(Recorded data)
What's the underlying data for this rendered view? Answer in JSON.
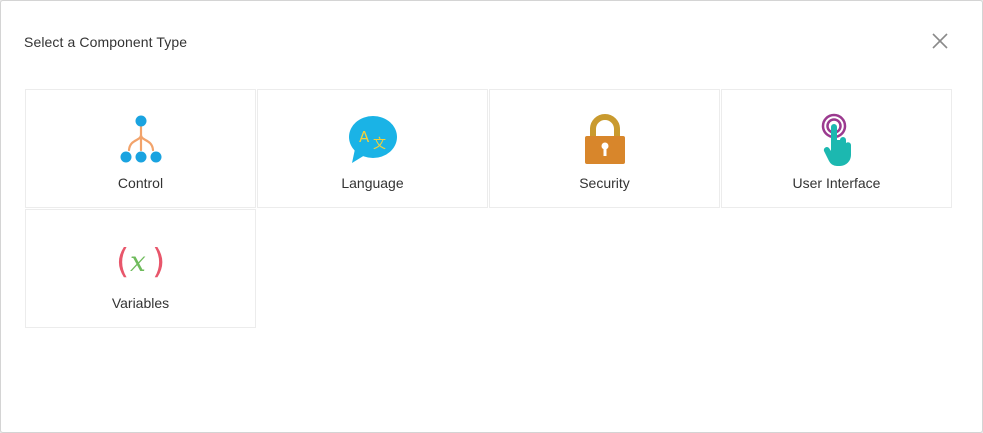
{
  "dialog": {
    "title": "Select a Component Type",
    "close_icon": "close-icon"
  },
  "components": [
    {
      "label": "Control",
      "icon": "hierarchy-icon"
    },
    {
      "label": "Language",
      "icon": "translate-bubble-icon"
    },
    {
      "label": "Security",
      "icon": "padlock-icon"
    },
    {
      "label": "User Interface",
      "icon": "touch-hand-icon"
    },
    {
      "label": "Variables",
      "icon": "variable-x-icon"
    }
  ],
  "colors": {
    "control_blue": "#1aa3e0",
    "control_orange": "#f2a36b",
    "language_blue": "#1ab3e6",
    "language_yellow": "#f3d13a",
    "security_orange": "#d8862b",
    "security_gold": "#c99a2e",
    "ui_purple": "#9b3a8f",
    "ui_teal": "#1cb8b0",
    "variables_pink": "#e8566b",
    "variables_green": "#6fbb5c"
  }
}
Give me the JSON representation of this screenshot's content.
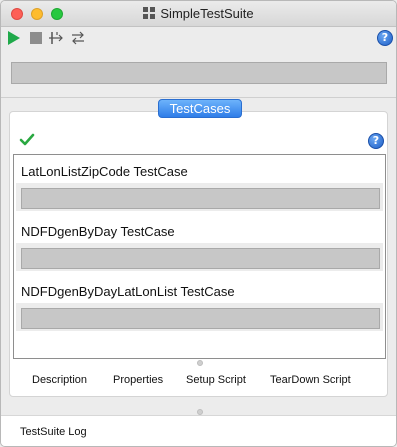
{
  "window": {
    "title": "SimpleTestSuite"
  },
  "toolbar": {
    "icons": [
      "run-icon",
      "stop-icon",
      "add-testcase-icon",
      "swap-icon"
    ],
    "help_label": "?"
  },
  "testcases_panel": {
    "header_button": "TestCases",
    "status_icon": "check-icon",
    "help_label": "?",
    "items": [
      {
        "name": "LatLonListZipCode TestCase"
      },
      {
        "name": "NDFDgenByDay TestCase"
      },
      {
        "name": "NDFDgenByDayLatLonList TestCase"
      }
    ],
    "tabs": [
      "Description",
      "Properties",
      "Setup Script",
      "TearDown Script"
    ]
  },
  "log": {
    "label": "TestSuite Log"
  },
  "colors": {
    "accent": "#2f7de8",
    "run_green": "#1fa94a",
    "check_green": "#2aa841",
    "progress_grey": "#c7c7c7"
  }
}
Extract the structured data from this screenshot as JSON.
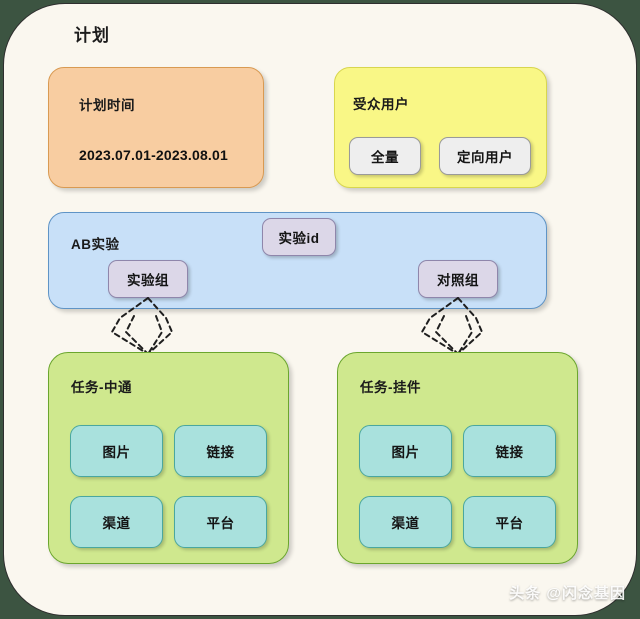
{
  "page": {
    "title": "计划",
    "watermark": "头条 @闪念基因"
  },
  "plan_time": {
    "label": "计划时间",
    "value": "2023.07.01-2023.08.01",
    "color": "#f8cda1"
  },
  "audience": {
    "label": "受众用户",
    "color": "#f9f786",
    "options": [
      {
        "label": "全量"
      },
      {
        "label": "定向用户"
      }
    ]
  },
  "ab_experiment": {
    "label": "AB实验",
    "color": "#c8e0f8",
    "experiment_id": {
      "label": "实验id"
    },
    "groups": [
      {
        "label": "实验组"
      },
      {
        "label": "对照组"
      }
    ]
  },
  "tasks": [
    {
      "label": "任务-中通",
      "color": "#cfe88e",
      "items": [
        {
          "label": "图片"
        },
        {
          "label": "链接"
        },
        {
          "label": "渠道"
        },
        {
          "label": "平台"
        }
      ]
    },
    {
      "label": "任务-挂件",
      "color": "#cfe88e",
      "items": [
        {
          "label": "图片"
        },
        {
          "label": "链接"
        },
        {
          "label": "渠道"
        },
        {
          "label": "平台"
        }
      ]
    }
  ],
  "connectors": [
    {
      "name": "experiment-group-to-task-zhongtong",
      "style": "dashed"
    },
    {
      "name": "control-group-to-task-guajian",
      "style": "dashed"
    }
  ]
}
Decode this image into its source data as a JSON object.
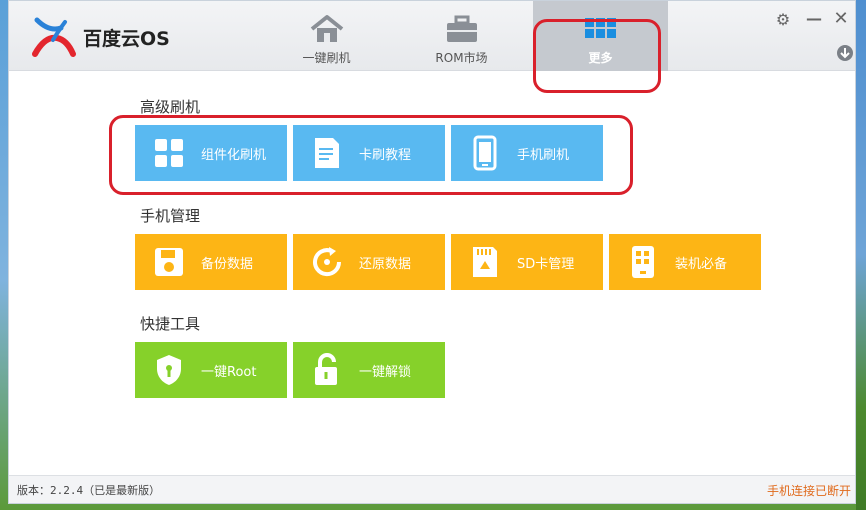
{
  "app": {
    "logo_text": "百度云OS"
  },
  "nav": {
    "home_label": "一键刷机",
    "rom_label": "ROM市场",
    "more_label": "更多"
  },
  "sections": {
    "advanced": {
      "title": "高级刷机",
      "tiles": [
        {
          "label": "组件化刷机",
          "icon": "grid-icon"
        },
        {
          "label": "卡刷教程",
          "icon": "document-icon"
        },
        {
          "label": "手机刷机",
          "icon": "phone-icon"
        }
      ]
    },
    "phone": {
      "title": "手机管理",
      "tiles": [
        {
          "label": "备份数据",
          "icon": "floppy-icon"
        },
        {
          "label": "还原数据",
          "icon": "restore-icon"
        },
        {
          "label": "SD卡管理",
          "icon": "sd-card-icon"
        },
        {
          "label": "装机必备",
          "icon": "apps-phone-icon"
        }
      ]
    },
    "tools": {
      "title": "快捷工具",
      "tiles": [
        {
          "label": "一键Root",
          "icon": "shield-icon"
        },
        {
          "label": "一键解锁",
          "icon": "unlock-icon"
        }
      ]
    }
  },
  "footer": {
    "version": "版本：2.2.4（已是最新版）",
    "status": "手机连接已断开"
  },
  "colors": {
    "blue_tile": "#59b9f1",
    "orange_tile": "#fdb515",
    "green_tile": "#86d12a",
    "highlight": "#d9202b",
    "status_text": "#e06a1c"
  }
}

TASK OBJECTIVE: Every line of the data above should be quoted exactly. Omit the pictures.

WRITTEN RESPONSE:
What's the underlying data for this rendered view? Answer in JSON.
{
  "dialog": {
    "title": "Select a Component Type",
    "close_icon": "close-icon"
  },
  "components": [
    {
      "label": "Control",
      "icon": "hierarchy-icon"
    },
    {
      "label": "Language",
      "icon": "translate-bubble-icon"
    },
    {
      "label": "Security",
      "icon": "padlock-icon"
    },
    {
      "label": "User Interface",
      "icon": "touch-hand-icon"
    },
    {
      "label": "Variables",
      "icon": "variable-x-icon"
    }
  ],
  "colors": {
    "control_blue": "#1aa3e0",
    "control_orange": "#f2a36b",
    "language_blue": "#1ab3e6",
    "language_yellow": "#f3d13a",
    "security_orange": "#d8862b",
    "security_gold": "#c99a2e",
    "ui_purple": "#9b3a8f",
    "ui_teal": "#1cb8b0",
    "variables_pink": "#e8566b",
    "variables_green": "#6fbb5c"
  }
}
Give me the JSON representation of this screenshot's content.
{
  "window": {
    "title": "SimpleTestSuite"
  },
  "toolbar": {
    "icons": [
      "run-icon",
      "stop-icon",
      "add-testcase-icon",
      "swap-icon"
    ],
    "help_label": "?"
  },
  "testcases_panel": {
    "header_button": "TestCases",
    "status_icon": "check-icon",
    "help_label": "?",
    "items": [
      {
        "name": "LatLonListZipCode TestCase"
      },
      {
        "name": "NDFDgenByDay TestCase"
      },
      {
        "name": "NDFDgenByDayLatLonList TestCase"
      }
    ],
    "tabs": [
      "Description",
      "Properties",
      "Setup Script",
      "TearDown Script"
    ]
  },
  "log": {
    "label": "TestSuite Log"
  },
  "colors": {
    "accent": "#2f7de8",
    "run_green": "#1fa94a",
    "check_green": "#2aa841",
    "progress_grey": "#c7c7c7"
  }
}
Extract the structured data from this screenshot as JSON.
{
  "page": {
    "title": "计划",
    "watermark": "头条 @闪念基因"
  },
  "plan_time": {
    "label": "计划时间",
    "value": "2023.07.01-2023.08.01",
    "color": "#f8cda1"
  },
  "audience": {
    "label": "受众用户",
    "color": "#f9f786",
    "options": [
      {
        "label": "全量"
      },
      {
        "label": "定向用户"
      }
    ]
  },
  "ab_experiment": {
    "label": "AB实验",
    "color": "#c8e0f8",
    "experiment_id": {
      "label": "实验id"
    },
    "groups": [
      {
        "label": "实验组"
      },
      {
        "label": "对照组"
      }
    ]
  },
  "tasks": [
    {
      "label": "任务-中通",
      "color": "#cfe88e",
      "items": [
        {
          "label": "图片"
        },
        {
          "label": "链接"
        },
        {
          "label": "渠道"
        },
        {
          "label": "平台"
        }
      ]
    },
    {
      "label": "任务-挂件",
      "color": "#cfe88e",
      "items": [
        {
          "label": "图片"
        },
        {
          "label": "链接"
        },
        {
          "label": "渠道"
        },
        {
          "label": "平台"
        }
      ]
    }
  ],
  "connectors": [
    {
      "name": "experiment-group-to-task-zhongtong",
      "style": "dashed"
    },
    {
      "name": "control-group-to-task-guajian",
      "style": "dashed"
    }
  ]
}
Decode this image into its source data as a JSON object.
{
  "app": {
    "logo_text": "百度云OS"
  },
  "nav": {
    "home_label": "一键刷机",
    "rom_label": "ROM市场",
    "more_label": "更多"
  },
  "sections": {
    "advanced": {
      "title": "高级刷机",
      "tiles": [
        {
          "label": "组件化刷机",
          "icon": "grid-icon"
        },
        {
          "label": "卡刷教程",
          "icon": "document-icon"
        },
        {
          "label": "手机刷机",
          "icon": "phone-icon"
        }
      ]
    },
    "phone": {
      "title": "手机管理",
      "tiles": [
        {
          "label": "备份数据",
          "icon": "floppy-icon"
        },
        {
          "label": "还原数据",
          "icon": "restore-icon"
        },
        {
          "label": "SD卡管理",
          "icon": "sd-card-icon"
        },
        {
          "label": "装机必备",
          "icon": "apps-phone-icon"
        }
      ]
    },
    "tools": {
      "title": "快捷工具",
      "tiles": [
        {
          "label": "一键Root",
          "icon": "shield-icon"
        },
        {
          "label": "一键解锁",
          "icon": "unlock-icon"
        }
      ]
    }
  },
  "footer": {
    "version": "版本：2.2.4（已是最新版）",
    "status": "手机连接已断开"
  },
  "colors": {
    "blue_tile": "#59b9f1",
    "orange_tile": "#fdb515",
    "green_tile": "#86d12a",
    "highlight": "#d9202b",
    "status_text": "#e06a1c"
  }
}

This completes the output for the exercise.